Erasure is probably the neatest trick VM ever pulled — it’s something that the dominant cultural narrative excels at. Black adult Americans are often absent from reels though smiling children are represented semi-regularly. The state tour packets often include a few surprises and regular people of all races and classes working regular jobs. Many of the reels produced by the View-Master factory in Belgium include incredible glimpses into places it would be difficult to see otherwise, from cheese being made at an abbey in the 1940s in Switzerland to how tea was made in India in the 1950s. The educational components and the desire to share images from every corner of the globe was sincere at Sawyer’s, and I find the farther from home I get in View-Master reels, the more I learn.
And, for me, that’s one of the key elements of collecting: The thrill of discovery. While I love to see places and people I would otherwise never see, there’s a special place in my heart for the weirder stuff.
I enjoy images of tourists traps, of festivals and kitschy events — like drunken revelers at Mardi Gras or Rio’s Carnival in the 1940s.
A few more weird things I’ve found and loved: There are two entire commercial reels dedicated to Hereford Ranch’s Heifer sale of 1953. Each cow looks alike unless you know something about buying livestock.
The Paris packet is fantastic and includes this image with the caption “tramps live under the bridges of Paris.” I just don’t think they ever would have included such an image in a reel about the United States.

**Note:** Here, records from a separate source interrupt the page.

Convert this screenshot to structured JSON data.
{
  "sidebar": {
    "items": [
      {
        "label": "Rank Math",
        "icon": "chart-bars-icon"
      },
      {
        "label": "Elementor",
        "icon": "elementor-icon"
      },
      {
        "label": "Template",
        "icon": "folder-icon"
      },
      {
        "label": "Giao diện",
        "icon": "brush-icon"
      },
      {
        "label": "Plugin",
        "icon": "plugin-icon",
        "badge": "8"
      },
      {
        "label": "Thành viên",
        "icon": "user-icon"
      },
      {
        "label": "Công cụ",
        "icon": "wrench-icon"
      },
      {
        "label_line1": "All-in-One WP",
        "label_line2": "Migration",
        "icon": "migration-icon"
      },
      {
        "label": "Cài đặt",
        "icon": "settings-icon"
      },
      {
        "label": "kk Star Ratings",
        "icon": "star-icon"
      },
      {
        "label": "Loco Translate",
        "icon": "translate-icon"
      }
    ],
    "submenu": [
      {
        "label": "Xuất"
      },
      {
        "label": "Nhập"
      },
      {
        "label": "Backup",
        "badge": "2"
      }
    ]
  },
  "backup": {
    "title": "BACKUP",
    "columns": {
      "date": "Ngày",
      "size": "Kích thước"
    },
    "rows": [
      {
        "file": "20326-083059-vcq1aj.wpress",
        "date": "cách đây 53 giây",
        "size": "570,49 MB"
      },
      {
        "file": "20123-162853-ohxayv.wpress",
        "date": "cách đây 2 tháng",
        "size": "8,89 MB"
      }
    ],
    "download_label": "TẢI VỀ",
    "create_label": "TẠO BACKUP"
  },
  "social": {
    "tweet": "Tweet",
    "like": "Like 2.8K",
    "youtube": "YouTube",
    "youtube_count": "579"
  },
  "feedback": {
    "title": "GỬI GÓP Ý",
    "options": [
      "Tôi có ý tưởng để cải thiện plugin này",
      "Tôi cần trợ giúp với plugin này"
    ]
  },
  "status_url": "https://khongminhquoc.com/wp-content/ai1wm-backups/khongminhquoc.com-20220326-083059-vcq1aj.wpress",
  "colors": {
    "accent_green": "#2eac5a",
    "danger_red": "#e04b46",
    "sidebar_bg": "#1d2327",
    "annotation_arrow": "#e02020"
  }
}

A bizarre FBI packet features a made-up kidnapping plot but takes place at the real FBI headquarters and feautres a 3D photo of J. Edgar Hoover.
And even though kids reels are somewhat outside my wheelhouse, there are many fun ones to be found. I just recently discovered these creepy-hilarious Hugga Bunch reels from 1985.
This is just the tip of the iceberg when it comes to View-Master content categories. One of the best things about View-Master is that it covered so many subjects that, as my personal interests have evolved, so, too, has my collection.
Rebecca Kilbreath (Wheaton, Illinois, USA)
I’ve been collecting View-Master reels since the late 1990s but it wasn’t until the dreary pandemic winter of 2020 that I started to share my collection on Instagram. During the day I work as a writer and editor, but in the evenings I travel to the past via tiny 3D photos. Cataloging my collection and thinking about what the images mean as I look at them lets me use my useless degrees in library science and film studies.